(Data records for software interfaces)
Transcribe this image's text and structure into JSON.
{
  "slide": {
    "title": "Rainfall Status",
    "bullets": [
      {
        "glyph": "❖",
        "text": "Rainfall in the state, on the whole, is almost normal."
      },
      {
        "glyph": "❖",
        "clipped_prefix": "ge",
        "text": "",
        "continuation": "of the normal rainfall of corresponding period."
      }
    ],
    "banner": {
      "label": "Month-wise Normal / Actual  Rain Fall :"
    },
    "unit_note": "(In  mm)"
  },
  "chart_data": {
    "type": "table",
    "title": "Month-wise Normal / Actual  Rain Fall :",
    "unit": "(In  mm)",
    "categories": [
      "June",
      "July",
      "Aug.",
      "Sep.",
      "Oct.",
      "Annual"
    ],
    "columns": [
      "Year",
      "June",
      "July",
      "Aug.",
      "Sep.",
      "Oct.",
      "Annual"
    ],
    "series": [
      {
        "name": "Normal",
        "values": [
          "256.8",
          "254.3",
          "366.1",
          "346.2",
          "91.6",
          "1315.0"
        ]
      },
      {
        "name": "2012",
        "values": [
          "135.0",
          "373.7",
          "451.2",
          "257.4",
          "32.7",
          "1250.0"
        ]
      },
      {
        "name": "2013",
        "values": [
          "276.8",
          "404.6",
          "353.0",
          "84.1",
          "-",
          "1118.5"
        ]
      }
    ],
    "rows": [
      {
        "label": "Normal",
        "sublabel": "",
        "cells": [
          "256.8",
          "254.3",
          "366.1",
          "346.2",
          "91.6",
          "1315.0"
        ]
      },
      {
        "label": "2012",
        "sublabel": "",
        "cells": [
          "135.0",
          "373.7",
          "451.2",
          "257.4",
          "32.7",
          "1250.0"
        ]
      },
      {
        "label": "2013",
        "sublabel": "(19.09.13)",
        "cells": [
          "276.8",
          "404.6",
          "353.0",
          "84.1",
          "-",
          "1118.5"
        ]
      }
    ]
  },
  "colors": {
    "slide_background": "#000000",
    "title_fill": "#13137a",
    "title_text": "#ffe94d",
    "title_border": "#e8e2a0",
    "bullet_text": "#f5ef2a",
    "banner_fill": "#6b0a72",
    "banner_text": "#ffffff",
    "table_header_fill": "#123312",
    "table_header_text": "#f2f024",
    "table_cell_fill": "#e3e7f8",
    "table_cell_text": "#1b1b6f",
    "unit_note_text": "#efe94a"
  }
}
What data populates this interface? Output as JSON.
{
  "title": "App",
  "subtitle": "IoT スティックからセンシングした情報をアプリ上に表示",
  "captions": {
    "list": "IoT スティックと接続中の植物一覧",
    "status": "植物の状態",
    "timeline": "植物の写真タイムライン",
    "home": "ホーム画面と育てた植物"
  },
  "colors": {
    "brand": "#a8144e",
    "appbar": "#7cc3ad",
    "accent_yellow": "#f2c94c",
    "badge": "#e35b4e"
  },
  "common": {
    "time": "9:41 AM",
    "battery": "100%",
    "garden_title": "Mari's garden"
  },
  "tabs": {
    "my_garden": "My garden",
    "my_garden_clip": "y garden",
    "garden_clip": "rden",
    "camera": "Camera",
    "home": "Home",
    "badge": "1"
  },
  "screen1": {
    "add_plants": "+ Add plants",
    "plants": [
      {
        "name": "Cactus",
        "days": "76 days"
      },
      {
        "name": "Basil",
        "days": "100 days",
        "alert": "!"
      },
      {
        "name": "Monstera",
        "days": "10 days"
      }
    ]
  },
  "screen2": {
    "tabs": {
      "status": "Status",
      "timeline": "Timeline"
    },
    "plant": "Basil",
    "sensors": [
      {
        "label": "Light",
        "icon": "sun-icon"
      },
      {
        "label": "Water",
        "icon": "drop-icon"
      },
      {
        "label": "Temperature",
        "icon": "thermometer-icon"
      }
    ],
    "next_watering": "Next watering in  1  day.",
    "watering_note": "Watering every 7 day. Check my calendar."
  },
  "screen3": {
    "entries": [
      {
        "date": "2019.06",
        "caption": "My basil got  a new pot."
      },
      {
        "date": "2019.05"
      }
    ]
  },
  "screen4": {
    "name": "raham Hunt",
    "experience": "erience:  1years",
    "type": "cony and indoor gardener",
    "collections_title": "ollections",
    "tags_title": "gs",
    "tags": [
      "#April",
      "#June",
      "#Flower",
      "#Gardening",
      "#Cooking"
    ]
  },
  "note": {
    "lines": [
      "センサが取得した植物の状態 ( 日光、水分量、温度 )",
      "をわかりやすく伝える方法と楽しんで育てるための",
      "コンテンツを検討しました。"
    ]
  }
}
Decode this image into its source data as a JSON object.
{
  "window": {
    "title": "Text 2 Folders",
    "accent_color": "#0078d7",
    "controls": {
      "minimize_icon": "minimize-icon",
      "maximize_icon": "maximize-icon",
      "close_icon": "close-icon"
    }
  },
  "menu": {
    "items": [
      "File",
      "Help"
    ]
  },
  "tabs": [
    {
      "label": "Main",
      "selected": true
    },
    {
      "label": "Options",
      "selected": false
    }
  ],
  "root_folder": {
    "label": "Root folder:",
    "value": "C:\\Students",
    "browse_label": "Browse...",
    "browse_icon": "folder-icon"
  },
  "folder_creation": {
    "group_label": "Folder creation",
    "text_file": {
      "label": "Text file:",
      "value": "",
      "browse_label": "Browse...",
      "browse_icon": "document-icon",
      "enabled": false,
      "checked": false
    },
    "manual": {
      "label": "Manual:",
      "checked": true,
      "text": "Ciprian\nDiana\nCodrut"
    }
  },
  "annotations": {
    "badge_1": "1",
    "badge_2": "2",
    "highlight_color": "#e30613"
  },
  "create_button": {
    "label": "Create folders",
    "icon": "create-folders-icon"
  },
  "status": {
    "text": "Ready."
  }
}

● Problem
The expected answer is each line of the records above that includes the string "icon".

● Written response
        "icon": "sun-icon"
        "icon": "drop-icon"
        "icon": "thermometer-icon"
      "minimize_icon": "minimize-icon",
      "maximize_icon": "maximize-icon",
      "close_icon": "close-icon"
    "browse_icon": "folder-icon"
      "browse_icon": "document-icon",
    "icon": "create-folders-icon"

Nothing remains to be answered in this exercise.